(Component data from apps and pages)

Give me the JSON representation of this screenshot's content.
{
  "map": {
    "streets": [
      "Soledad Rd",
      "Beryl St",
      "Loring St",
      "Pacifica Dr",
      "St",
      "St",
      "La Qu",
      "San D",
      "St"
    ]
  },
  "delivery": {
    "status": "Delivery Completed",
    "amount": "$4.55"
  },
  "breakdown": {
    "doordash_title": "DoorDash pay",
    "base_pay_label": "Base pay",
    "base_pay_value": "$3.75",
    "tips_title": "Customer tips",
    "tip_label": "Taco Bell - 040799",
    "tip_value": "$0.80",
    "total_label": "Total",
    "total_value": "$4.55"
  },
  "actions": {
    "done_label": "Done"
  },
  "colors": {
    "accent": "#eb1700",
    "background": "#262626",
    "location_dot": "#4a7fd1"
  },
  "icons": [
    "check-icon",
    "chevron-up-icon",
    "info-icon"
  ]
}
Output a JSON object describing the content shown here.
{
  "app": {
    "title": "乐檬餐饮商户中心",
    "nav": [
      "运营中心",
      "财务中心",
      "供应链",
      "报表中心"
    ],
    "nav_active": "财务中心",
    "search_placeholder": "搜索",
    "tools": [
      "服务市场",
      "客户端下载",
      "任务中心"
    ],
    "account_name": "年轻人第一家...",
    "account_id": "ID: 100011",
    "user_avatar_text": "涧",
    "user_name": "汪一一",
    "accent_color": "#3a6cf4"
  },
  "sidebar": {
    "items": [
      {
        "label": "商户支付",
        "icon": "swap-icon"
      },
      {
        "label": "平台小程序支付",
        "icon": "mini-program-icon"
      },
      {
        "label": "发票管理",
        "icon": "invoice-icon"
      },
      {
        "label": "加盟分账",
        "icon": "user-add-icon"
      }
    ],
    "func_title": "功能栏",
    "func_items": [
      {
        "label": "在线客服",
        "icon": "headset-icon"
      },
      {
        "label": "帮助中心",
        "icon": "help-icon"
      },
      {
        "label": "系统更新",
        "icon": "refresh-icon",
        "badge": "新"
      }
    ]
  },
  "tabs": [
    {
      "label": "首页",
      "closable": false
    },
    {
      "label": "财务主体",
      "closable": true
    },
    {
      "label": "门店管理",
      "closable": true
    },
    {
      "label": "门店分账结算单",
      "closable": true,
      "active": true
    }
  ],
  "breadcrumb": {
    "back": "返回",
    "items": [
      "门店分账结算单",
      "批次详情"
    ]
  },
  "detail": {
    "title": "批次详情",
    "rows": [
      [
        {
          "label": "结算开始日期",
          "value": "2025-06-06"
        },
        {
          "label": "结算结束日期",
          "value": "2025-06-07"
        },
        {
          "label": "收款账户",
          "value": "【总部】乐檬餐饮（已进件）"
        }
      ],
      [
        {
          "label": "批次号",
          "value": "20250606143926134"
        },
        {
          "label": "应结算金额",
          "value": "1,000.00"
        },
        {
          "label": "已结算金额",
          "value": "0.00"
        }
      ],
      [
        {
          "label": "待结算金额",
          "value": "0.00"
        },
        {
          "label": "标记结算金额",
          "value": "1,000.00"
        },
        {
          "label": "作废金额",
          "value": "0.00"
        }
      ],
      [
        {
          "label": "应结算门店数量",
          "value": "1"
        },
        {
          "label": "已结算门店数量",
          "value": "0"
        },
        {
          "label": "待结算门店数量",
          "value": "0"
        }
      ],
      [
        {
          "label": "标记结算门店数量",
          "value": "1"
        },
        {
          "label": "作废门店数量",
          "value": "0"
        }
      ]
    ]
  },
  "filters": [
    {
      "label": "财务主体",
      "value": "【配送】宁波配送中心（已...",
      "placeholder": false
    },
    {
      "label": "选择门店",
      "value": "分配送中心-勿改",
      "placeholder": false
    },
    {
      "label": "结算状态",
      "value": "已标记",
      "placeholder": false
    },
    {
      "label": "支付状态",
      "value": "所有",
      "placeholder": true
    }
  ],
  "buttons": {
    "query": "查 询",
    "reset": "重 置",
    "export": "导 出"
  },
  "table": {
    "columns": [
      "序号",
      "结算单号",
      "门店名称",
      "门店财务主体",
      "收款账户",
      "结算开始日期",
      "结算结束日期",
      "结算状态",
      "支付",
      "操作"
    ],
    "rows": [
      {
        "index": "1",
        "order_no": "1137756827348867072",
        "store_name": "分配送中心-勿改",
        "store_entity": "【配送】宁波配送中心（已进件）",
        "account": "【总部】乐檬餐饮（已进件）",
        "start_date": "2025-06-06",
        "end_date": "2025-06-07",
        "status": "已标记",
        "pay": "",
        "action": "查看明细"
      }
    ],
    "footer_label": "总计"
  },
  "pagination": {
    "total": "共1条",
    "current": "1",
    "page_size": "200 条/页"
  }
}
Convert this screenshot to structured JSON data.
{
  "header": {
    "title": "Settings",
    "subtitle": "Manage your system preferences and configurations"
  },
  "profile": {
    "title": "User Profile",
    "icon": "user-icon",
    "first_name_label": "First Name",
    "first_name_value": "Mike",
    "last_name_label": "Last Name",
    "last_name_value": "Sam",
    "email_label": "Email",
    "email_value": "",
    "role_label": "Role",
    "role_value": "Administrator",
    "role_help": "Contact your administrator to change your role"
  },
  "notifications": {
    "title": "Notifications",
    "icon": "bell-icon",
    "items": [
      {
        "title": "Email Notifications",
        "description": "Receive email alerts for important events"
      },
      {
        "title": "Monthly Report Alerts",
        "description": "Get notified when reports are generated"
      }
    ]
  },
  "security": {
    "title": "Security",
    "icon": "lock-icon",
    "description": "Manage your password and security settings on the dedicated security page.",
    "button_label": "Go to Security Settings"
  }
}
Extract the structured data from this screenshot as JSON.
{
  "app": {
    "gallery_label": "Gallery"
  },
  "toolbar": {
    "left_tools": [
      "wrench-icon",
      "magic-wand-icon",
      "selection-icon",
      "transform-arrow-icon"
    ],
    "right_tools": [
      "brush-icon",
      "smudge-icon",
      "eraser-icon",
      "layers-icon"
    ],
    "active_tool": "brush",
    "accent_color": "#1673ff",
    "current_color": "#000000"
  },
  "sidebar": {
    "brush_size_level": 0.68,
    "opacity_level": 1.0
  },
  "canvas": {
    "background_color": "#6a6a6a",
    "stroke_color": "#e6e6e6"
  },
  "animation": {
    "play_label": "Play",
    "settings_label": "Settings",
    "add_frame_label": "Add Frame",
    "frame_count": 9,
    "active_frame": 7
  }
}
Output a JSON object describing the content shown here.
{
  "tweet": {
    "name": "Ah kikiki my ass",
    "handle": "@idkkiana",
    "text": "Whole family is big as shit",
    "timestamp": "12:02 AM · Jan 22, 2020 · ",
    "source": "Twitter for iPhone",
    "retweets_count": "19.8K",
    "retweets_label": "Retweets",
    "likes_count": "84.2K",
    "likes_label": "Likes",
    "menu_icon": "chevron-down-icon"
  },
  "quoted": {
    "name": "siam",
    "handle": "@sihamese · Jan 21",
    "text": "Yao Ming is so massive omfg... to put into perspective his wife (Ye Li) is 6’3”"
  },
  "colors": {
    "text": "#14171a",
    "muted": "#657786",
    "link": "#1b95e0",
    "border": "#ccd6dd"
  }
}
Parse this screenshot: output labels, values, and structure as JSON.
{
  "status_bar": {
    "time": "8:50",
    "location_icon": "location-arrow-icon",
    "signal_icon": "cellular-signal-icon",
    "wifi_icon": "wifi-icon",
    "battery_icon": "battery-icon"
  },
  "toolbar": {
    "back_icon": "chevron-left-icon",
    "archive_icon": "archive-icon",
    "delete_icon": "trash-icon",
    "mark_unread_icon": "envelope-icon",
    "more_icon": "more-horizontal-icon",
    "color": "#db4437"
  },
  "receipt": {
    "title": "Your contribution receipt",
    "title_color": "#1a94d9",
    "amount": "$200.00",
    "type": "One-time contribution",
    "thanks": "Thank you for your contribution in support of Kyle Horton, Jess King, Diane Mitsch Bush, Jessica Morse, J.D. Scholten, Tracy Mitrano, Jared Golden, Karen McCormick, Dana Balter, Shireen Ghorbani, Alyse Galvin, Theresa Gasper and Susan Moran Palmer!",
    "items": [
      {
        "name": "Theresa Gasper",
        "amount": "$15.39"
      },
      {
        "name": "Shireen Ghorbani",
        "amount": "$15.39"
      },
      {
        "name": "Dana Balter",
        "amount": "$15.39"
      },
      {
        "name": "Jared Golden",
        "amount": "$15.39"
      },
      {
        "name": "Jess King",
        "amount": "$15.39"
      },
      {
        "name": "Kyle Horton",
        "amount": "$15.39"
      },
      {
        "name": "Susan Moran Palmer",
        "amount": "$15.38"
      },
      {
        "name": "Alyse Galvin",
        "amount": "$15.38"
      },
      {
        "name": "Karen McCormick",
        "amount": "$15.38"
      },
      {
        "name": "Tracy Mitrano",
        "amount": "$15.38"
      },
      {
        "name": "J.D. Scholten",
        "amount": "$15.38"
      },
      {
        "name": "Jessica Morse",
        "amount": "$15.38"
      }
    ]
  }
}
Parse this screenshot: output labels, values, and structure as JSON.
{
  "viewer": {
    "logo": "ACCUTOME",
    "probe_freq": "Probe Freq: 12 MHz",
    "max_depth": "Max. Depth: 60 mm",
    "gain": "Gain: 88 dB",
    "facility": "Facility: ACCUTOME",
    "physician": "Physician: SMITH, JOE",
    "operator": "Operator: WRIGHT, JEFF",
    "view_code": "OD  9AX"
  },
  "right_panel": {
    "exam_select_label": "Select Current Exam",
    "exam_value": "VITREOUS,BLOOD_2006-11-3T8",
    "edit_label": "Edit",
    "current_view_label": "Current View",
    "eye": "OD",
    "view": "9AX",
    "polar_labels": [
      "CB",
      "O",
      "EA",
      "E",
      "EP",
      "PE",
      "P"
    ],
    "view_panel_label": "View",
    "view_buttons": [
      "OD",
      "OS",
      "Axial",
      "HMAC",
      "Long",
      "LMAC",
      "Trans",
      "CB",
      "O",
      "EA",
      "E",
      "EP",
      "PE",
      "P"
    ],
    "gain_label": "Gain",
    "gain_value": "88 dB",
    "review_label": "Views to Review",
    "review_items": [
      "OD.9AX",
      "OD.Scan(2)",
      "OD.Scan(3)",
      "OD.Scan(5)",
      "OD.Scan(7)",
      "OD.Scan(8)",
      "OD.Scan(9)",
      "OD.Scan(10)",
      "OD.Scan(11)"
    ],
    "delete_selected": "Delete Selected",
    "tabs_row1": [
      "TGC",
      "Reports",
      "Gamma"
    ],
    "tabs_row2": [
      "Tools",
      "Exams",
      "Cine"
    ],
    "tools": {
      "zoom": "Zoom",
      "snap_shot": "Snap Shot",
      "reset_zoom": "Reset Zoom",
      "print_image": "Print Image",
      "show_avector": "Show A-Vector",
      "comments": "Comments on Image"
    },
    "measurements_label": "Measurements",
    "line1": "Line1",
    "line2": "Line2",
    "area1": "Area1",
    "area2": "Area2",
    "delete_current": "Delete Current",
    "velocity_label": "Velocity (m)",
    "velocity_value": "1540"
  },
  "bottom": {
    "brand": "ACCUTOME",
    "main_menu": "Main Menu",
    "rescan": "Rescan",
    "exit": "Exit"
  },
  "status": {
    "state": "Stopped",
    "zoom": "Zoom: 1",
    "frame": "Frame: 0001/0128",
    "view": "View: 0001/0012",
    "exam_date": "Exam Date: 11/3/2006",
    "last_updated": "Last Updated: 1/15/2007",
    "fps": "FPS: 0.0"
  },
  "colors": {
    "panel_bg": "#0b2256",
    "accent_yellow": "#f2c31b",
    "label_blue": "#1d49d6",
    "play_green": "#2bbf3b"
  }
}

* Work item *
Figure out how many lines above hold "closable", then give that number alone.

* Task response *
4